### Data for review ###
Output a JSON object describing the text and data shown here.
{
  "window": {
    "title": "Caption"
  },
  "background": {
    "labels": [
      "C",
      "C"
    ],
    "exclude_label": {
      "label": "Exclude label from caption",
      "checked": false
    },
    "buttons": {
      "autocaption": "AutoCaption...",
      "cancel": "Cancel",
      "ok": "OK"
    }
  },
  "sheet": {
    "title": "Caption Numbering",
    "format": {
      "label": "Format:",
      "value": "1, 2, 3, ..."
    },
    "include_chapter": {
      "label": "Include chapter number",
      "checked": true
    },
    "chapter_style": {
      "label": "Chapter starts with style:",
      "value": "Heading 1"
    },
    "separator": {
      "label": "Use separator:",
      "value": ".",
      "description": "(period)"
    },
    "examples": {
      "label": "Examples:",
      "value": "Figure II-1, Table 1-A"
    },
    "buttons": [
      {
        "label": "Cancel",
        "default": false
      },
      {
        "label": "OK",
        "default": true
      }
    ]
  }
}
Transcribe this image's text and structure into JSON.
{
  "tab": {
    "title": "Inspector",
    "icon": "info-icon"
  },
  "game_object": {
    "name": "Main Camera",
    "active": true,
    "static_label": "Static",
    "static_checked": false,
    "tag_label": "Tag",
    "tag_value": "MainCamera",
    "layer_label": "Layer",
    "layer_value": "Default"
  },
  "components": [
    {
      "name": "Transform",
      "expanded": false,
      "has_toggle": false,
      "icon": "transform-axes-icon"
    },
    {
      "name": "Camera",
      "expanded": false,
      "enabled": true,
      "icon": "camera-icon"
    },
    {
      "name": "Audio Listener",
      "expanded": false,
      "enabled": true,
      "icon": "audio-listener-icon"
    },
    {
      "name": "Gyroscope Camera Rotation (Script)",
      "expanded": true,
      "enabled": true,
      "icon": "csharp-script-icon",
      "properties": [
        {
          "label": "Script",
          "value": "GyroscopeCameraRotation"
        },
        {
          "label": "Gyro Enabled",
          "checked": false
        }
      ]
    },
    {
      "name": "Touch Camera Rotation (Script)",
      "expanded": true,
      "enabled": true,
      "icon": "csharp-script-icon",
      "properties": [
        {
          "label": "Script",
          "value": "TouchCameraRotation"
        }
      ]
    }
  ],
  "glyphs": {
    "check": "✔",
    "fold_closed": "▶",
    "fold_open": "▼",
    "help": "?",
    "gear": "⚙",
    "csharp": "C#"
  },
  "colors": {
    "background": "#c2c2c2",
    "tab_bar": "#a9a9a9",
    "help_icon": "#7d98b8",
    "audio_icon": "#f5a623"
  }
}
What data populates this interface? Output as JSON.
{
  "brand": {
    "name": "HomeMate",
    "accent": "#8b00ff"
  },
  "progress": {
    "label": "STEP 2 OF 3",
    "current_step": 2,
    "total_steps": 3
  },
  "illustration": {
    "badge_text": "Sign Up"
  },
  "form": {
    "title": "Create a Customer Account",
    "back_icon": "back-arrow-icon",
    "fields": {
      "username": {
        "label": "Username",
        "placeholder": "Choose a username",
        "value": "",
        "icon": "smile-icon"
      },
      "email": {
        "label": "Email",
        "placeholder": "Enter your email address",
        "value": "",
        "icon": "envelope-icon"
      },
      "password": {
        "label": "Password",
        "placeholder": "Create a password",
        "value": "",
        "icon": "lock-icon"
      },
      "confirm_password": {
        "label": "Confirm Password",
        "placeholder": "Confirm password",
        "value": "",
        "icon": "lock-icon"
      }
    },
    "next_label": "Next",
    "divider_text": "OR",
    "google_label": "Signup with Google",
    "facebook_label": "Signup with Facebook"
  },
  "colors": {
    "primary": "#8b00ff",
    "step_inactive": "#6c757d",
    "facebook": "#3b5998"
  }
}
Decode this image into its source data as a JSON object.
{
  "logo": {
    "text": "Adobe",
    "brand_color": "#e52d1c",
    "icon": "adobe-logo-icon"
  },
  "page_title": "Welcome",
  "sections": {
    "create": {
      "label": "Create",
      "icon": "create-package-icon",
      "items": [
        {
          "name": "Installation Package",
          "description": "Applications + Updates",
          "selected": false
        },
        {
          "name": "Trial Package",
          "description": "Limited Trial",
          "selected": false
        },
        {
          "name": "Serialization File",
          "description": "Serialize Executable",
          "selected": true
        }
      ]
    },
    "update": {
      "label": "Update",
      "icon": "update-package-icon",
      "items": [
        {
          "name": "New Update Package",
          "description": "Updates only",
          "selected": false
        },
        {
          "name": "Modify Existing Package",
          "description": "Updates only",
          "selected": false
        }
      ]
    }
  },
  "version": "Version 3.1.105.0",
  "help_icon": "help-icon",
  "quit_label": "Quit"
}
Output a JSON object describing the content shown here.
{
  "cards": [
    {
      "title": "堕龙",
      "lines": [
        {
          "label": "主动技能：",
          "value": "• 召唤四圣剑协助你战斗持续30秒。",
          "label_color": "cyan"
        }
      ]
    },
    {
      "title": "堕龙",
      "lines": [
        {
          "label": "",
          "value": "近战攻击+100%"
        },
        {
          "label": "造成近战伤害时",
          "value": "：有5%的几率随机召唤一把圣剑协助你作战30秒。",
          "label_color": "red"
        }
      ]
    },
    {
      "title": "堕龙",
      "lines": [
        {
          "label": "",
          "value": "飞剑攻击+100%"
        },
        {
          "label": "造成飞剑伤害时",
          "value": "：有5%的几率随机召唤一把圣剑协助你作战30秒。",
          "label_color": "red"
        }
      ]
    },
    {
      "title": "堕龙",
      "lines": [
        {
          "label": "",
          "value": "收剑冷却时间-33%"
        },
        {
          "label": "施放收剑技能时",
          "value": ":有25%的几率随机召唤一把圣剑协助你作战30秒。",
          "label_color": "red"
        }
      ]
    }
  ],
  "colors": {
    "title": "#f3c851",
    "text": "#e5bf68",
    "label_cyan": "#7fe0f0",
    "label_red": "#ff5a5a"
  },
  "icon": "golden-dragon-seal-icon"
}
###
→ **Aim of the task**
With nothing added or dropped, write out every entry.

→ **Output of the exercise**
Output a JSON object describing the text and data shown here.
{
  "window": {
    "title": "Caption"
  },
  "background": {
    "labels": [
      "C",
      "C"
    ],
    "exclude_label": {
      "label": "Exclude label from caption",
      "checked": false
    },
    "buttons": {
      "autocaption": "AutoCaption...",
      "cancel": "Cancel",
      "ok": "OK"
    }
  },
  "sheet": {
    "title": "Caption Numbering",
    "format": {
      "label": "Format:",
      "value": "1, 2, 3, ..."
    },
    "include_chapter": {
      "label": "Include chapter number",
      "checked": true
    },
    "chapter_style": {
      "label": "Chapter starts with style:",
      "value": "Heading 1"
    },
    "separator": {
      "label": "Use separator:",
      "value": ".",
      "description": "(period)"
    },
    "examples": {
      "label": "Examples:",
      "value": "Figure II-1, Table 1-A"
    },
    "buttons": [
      {
        "label": "Cancel",
        "default": false
      },
      {
        "label": "OK",
        "default": true
      }
    ]
  }
}
Transcribe this image's text and structure into JSON.
{
  "tab": {
    "title": "Inspector",
    "icon": "info-icon"
  },
  "game_object": {
    "name": "Main Camera",
    "active": true,
    "static_label": "Static",
    "static_checked": false,
    "tag_label": "Tag",
    "tag_value": "MainCamera",
    "layer_label": "Layer",
    "layer_value": "Default"
  },
  "components": [
    {
      "name": "Transform",
      "expanded": false,
      "has_toggle": false,
      "icon": "transform-axes-icon"
    },
    {
      "name": "Camera",
      "expanded": false,
      "enabled": true,
      "icon": "camera-icon"
    },
    {
      "name": "Audio Listener",
      "expanded": false,
      "enabled": true,
      "icon": "audio-listener-icon"
    },
    {
      "name": "Gyroscope Camera Rotation (Script)",
      "expanded": true,
      "enabled": true,
      "icon": "csharp-script-icon",
      "properties": [
        {
          "label": "Script",
          "value": "GyroscopeCameraRotation"
        },
        {
          "label": "Gyro Enabled",
          "checked": false
        }
      ]
    },
    {
      "name": "Touch Camera Rotation (Script)",
      "expanded": true,
      "enabled": true,
      "icon": "csharp-script-icon",
      "properties": [
        {
          "label": "Script",
          "value": "TouchCameraRotation"
        }
      ]
    }
  ],
  "glyphs": {
    "check": "✔",
    "fold_closed": "▶",
    "fold_open": "▼",
    "help": "?",
    "gear": "⚙",
    "csharp": "C#"
  },
  "colors": {
    "background": "#c2c2c2",
    "tab_bar": "#a9a9a9",
    "help_icon": "#7d98b8",
    "audio_icon": "#f5a623"
  }
}
What data populates this interface? Output as JSON.
{
  "brand": {
    "name": "HomeMate",
    "accent": "#8b00ff"
  },
  "progress": {
    "label": "STEP 2 OF 3",
    "current_step": 2,
    "total_steps": 3
  },
  "illustration": {
    "badge_text": "Sign Up"
  },
  "form": {
    "title": "Create a Customer Account",
    "back_icon": "back-arrow-icon",
    "fields": {
      "username": {
        "label": "Username",
        "placeholder": "Choose a username",
        "value": "",
        "icon": "smile-icon"
      },
      "email": {
        "label": "Email",
        "placeholder": "Enter your email address",
        "value": "",
        "icon": "envelope-icon"
      },
      "password": {
        "label": "Password",
        "placeholder": "Create a password",
        "value": "",
        "icon": "lock-icon"
      },
      "confirm_password": {
        "label": "Confirm Password",
        "placeholder": "Confirm password",
        "value": "",
        "icon": "lock-icon"
      }
    },
    "next_label": "Next",
    "divider_text": "OR",
    "google_label": "Signup with Google",
    "facebook_label": "Signup with Facebook"
  },
  "colors": {
    "primary": "#8b00ff",
    "step_inactive": "#6c757d",
    "facebook": "#3b5998"
  }
}
Decode this image into its source data as a JSON object.
{
  "logo": {
    "text": "Adobe",
    "brand_color": "#e52d1c",
    "icon": "adobe-logo-icon"
  },
  "page_title": "Welcome",
  "sections": {
    "create": {
      "label": "Create",
      "icon": "create-package-icon",
      "items": [
        {
          "name": "Installation Package",
          "description": "Applications + Updates",
          "selected": false
        },
        {
          "name": "Trial Package",
          "description": "Limited Trial",
          "selected": false
        },
        {
          "name": "Serialization File",
          "description": "Serialize Executable",
          "selected": true
        }
      ]
    },
    "update": {
      "label": "Update",
      "icon": "update-package-icon",
      "items": [
        {
          "name": "New Update Package",
          "description": "Updates only",
          "selected": false
        },
        {
          "name": "Modify Existing Package",
          "description": "Updates only",
          "selected": false
        }
      ]
    }
  },
  "version": "Version 3.1.105.0",
  "help_icon": "help-icon",
  "quit_label": "Quit"
}
Output a JSON object describing the content shown here.
{
  "cards": [
    {
      "title": "堕龙",
      "lines": [
        {
          "label": "主动技能：",
          "value": "• 召唤四圣剑协助你战斗持续30秒。",
          "label_color": "cyan"
        }
      ]
    },
    {
      "title": "堕龙",
      "lines": [
        {
          "label": "",
          "value": "近战攻击+100%"
        },
        {
          "label": "造成近战伤害时",
          "value": "：有5%的几率随机召唤一把圣剑协助你作战30秒。",
          "label_color": "red"
        }
      ]
    },
    {
      "title": "堕龙",
      "lines": [
        {
          "label": "",
          "value": "飞剑攻击+100%"
        },
        {
          "label": "造成飞剑伤害时",
          "value": "：有5%的几率随机召唤一把圣剑协助你作战30秒。",
          "label_color": "red"
        }
      ]
    },
    {
      "title": "堕龙",
      "lines": [
        {
          "label": "",
          "value": "收剑冷却时间-33%"
        },
        {
          "label": "施放收剑技能时",
          "value": ":有25%的几率随机召唤一把圣剑协助你作战30秒。",
          "label_color": "red"
        }
      ]
    }
  ],
  "colors": {
    "title": "#f3c851",
    "text": "#e5bf68",
    "label_cyan": "#7fe0f0",
    "label_red": "#ff5a5a"
  },
  "icon": "golden-dragon-seal-icon"
}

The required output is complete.